Polyethylene contains atom arrangements that allow infrared radiation to pass through. To make it more suitable for clothing, Cui and his team wanted to retain polyethylene’s transparency to heat but without the see-through qualities. They discovered that the material already exists – nano-porous polyethylene. It’s a type of polyethylene used in the battery industry. The holes in nano-porous polyethylene are 100 times smaller than that of human hair. This means the holes are a similar size to the wavelength of visible light. The result is the scattering of light, making the plastic no longer transparent to human eyes.

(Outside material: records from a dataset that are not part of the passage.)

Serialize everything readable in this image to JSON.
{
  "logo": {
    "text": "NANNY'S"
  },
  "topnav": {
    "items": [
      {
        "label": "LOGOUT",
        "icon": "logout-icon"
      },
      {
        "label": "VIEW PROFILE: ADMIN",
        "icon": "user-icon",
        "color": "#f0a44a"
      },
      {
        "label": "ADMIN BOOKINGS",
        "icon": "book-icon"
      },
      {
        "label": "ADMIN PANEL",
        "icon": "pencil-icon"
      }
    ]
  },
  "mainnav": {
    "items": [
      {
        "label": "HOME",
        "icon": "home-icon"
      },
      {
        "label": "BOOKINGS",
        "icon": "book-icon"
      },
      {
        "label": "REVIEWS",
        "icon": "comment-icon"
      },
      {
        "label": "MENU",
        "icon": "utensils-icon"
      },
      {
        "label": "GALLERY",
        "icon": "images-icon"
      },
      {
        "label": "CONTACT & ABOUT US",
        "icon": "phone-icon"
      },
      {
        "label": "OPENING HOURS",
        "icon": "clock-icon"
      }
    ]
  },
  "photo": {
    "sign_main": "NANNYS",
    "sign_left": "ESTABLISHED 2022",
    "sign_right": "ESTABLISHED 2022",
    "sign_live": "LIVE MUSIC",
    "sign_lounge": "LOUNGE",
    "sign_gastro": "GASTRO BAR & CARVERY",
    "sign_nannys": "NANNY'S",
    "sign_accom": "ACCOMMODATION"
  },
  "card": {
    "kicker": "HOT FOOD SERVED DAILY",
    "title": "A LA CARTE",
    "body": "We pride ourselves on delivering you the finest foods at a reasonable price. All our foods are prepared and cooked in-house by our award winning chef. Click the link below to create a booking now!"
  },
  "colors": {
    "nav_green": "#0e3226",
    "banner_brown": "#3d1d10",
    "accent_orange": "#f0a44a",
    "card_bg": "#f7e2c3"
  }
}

The material is bright white in appearance. Plastic film does not usually have wicking properties but the scientists punched additional larger holes, about the size of a human hair, in the material. This allows air to permeate and perspiration to evaporate. Then by adding a polydopamine coating, they enhanced the fabrics wicking. The final stage was to encapsulate a layer of cotton mesh between two layers of the plastic. In tests the new material was 2.7º cooler than cotton when worn. This small figure is significant as lowering a static persons temperature by just a few degrees can save up to 45% of energy used to power a building’s air conditioning system.